Perhaps tipping its hat at masterpieces like Sabbath Bloody Sabbath, Baroness reached deep into its toolbox to put sounds on Stone that challenge the definition of a heavy-metal record in 2023. Like Ozzy’s affinity for the Beatles or Robert Plant’s flirtations with Americana, Baizley understands that paying attention to other genres of music is essential to this kind of depth on a Baroness record.
“If people say, ‘Oh, I just listen to music from the ’90s,’ I think that’s super fucking narrow minded,” says Baizley. “For lifelong musicians, it is absolutely 100% our job to understand what’s going on. We have to think like that in order for our music to get better … I love folk music. But we’re steeped in punk rock, hardcore and metal, so sometimes the songs have a bit of an edge to them.”
Of course, Stone is filled to the brim with heavy, chuggy, galloping riffs that will make anyone want to pick up a guitar and rock out. But it’s also full of huge, anthemic hooks that seem purposely built for a live audience. For Baroness, however, these hooks are rooted in pop music.
“I never want to get to a point where I think a genre or brand is so vapid and anemic and fucking corporate that I’m not going to find anything there,” he says. “That’s where I try harder. That’s why I love pop music. It’s this weirdly simple form of music that is tremendously complicated to understand. When a good pop musician puts out a great record, those are important musical moments.”

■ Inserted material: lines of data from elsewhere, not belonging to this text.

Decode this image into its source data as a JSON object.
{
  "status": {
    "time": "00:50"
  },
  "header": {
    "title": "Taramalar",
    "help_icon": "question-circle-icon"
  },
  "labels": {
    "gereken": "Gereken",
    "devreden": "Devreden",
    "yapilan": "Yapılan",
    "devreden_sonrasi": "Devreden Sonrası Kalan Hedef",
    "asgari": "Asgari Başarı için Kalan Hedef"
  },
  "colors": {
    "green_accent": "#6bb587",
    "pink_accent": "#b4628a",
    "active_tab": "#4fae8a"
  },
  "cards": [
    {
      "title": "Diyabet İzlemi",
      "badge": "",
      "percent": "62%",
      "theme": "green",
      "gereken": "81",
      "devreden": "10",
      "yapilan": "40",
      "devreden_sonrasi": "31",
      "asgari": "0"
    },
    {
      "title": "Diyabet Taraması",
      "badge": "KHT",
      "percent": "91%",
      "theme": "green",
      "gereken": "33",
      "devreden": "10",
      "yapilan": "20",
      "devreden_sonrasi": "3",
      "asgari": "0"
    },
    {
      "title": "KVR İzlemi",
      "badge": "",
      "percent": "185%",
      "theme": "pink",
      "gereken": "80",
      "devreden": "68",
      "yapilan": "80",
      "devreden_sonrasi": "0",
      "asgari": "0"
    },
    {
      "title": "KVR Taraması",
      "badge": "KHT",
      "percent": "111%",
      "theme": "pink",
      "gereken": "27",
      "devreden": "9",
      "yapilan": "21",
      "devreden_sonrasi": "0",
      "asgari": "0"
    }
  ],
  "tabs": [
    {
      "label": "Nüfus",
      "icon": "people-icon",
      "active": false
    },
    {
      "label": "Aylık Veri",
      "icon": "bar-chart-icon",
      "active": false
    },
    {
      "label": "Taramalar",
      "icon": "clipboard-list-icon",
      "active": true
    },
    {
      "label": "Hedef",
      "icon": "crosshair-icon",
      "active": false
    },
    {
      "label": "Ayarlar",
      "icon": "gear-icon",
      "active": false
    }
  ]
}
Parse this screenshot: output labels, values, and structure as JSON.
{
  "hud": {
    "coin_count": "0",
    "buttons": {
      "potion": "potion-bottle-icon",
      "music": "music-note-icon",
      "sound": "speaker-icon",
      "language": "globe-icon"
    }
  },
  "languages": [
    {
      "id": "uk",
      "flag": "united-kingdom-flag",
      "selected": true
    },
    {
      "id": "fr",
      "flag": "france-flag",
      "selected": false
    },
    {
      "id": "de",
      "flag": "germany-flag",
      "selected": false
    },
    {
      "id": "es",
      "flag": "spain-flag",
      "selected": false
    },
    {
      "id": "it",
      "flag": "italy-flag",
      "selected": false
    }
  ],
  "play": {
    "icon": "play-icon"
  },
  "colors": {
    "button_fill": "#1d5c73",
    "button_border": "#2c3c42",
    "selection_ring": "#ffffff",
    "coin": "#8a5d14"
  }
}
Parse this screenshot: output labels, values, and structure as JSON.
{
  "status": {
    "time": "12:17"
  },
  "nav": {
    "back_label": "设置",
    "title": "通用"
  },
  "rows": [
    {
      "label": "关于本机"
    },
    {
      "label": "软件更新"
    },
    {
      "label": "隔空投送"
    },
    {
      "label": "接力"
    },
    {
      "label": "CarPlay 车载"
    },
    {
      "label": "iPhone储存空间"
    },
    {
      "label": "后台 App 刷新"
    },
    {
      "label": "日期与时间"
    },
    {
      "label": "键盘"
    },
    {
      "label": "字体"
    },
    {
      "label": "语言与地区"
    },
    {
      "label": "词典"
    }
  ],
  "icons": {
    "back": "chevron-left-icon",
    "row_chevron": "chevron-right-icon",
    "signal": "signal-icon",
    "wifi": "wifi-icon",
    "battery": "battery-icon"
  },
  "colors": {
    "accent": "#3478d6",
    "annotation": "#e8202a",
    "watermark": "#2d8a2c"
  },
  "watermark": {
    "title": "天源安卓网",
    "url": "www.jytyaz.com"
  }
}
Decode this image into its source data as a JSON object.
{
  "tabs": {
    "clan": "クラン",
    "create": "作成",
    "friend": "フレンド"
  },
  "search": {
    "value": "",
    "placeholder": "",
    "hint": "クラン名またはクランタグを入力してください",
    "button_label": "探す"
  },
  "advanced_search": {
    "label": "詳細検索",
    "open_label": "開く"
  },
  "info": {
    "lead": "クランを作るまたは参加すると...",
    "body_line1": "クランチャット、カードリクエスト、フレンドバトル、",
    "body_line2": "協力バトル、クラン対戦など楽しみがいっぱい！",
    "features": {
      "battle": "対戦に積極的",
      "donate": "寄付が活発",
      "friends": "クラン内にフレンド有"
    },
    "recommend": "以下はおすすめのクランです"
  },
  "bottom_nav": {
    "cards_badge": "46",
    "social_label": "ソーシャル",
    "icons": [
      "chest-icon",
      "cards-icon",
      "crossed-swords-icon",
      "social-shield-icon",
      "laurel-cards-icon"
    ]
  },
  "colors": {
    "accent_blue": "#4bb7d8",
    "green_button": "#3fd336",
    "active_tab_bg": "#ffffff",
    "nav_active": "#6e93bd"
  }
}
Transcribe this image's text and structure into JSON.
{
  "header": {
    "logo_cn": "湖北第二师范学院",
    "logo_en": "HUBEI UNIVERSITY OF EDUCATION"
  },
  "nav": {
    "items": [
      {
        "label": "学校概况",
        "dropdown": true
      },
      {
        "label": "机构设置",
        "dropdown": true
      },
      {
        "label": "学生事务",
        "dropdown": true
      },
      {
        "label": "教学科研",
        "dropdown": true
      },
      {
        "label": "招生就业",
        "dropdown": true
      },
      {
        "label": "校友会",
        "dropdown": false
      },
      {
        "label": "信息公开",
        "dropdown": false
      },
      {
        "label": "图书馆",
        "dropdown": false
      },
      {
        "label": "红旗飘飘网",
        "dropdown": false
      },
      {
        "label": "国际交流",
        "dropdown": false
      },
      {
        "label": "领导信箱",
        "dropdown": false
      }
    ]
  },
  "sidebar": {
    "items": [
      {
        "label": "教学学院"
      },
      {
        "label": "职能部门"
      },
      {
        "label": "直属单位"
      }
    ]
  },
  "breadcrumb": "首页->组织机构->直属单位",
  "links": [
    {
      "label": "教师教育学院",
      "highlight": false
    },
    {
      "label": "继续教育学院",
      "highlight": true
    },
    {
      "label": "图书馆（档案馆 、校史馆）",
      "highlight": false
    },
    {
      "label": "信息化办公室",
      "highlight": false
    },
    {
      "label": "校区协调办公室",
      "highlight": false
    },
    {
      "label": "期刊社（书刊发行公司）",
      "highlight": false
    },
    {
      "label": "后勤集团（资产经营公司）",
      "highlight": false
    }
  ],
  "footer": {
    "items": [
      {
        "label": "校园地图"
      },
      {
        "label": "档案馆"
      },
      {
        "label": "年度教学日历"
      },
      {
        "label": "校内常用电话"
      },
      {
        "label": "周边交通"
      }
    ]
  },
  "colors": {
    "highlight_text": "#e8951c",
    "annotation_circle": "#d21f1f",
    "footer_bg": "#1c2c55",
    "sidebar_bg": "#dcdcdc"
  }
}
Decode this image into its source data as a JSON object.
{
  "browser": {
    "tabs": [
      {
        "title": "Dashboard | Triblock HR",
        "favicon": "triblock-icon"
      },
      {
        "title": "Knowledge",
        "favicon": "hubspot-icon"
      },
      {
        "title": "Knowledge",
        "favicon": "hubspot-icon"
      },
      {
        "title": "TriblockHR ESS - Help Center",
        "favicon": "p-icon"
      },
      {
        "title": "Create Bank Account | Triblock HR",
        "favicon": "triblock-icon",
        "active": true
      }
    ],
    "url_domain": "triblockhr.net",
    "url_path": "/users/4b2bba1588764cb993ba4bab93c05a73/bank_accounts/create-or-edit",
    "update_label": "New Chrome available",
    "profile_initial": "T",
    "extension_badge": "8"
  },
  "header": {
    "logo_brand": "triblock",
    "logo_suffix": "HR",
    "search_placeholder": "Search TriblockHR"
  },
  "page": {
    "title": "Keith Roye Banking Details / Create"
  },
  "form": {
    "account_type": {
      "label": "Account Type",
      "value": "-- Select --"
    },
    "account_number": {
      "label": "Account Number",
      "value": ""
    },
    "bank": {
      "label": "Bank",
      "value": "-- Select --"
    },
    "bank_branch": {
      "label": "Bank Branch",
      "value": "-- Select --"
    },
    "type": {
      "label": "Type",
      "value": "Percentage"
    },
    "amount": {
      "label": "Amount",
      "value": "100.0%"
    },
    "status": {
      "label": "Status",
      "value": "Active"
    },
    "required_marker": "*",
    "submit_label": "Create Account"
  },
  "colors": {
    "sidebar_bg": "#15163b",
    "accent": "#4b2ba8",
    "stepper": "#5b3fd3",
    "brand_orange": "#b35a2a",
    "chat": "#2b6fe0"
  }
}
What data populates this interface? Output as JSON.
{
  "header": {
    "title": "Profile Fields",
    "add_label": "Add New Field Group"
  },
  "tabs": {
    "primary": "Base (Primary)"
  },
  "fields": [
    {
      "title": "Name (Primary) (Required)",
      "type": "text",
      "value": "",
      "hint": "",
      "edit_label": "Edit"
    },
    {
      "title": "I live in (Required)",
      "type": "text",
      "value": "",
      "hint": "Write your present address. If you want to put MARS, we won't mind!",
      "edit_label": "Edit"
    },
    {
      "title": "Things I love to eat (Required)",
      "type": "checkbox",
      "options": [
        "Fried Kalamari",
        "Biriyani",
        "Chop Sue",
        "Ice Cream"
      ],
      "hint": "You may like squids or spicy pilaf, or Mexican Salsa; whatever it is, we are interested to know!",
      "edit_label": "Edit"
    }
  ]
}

Like a sponge, Baizley and Co. soak up these seemingly opposing genres to craft a sound that is undeniably Baroness. “My interests are never going to be clean music played with precision and accuracy,” he says. “What I want is something that just blows your fucking mind.”
Baizley understands that without an engaged fans, groups like Baroness wouldn’t exist. He and his bandmates seek to understand the people who come out to see them live. “I think all musicians are indebted to their audience,” he says. “The audience quite literally brings us into the city, so as musicians, we want to play the best set every night. A fundamental cornerstone for Baroness is that we understand the level of participation that the crowd has. Basically, what we try to do, musically, is harness that sort of unchecked energy in the room every night and see where it goes.”
At a Baroness concert, Baizley wants to hear the audience sing back to him. “That’s the most rewarding experience that I get as a musician,” he says. “The first time I saw Radiohead, the first time I saw Nirvana, the first time I saw Sonic Youth and Metallica—those were all huge, huge moments that had a massive impact on me. I want nothing more than for this band to have that impact on people.”
Keep an eye out for your chance to experience Baroness live next spring.
—Jacob Paul Nielsen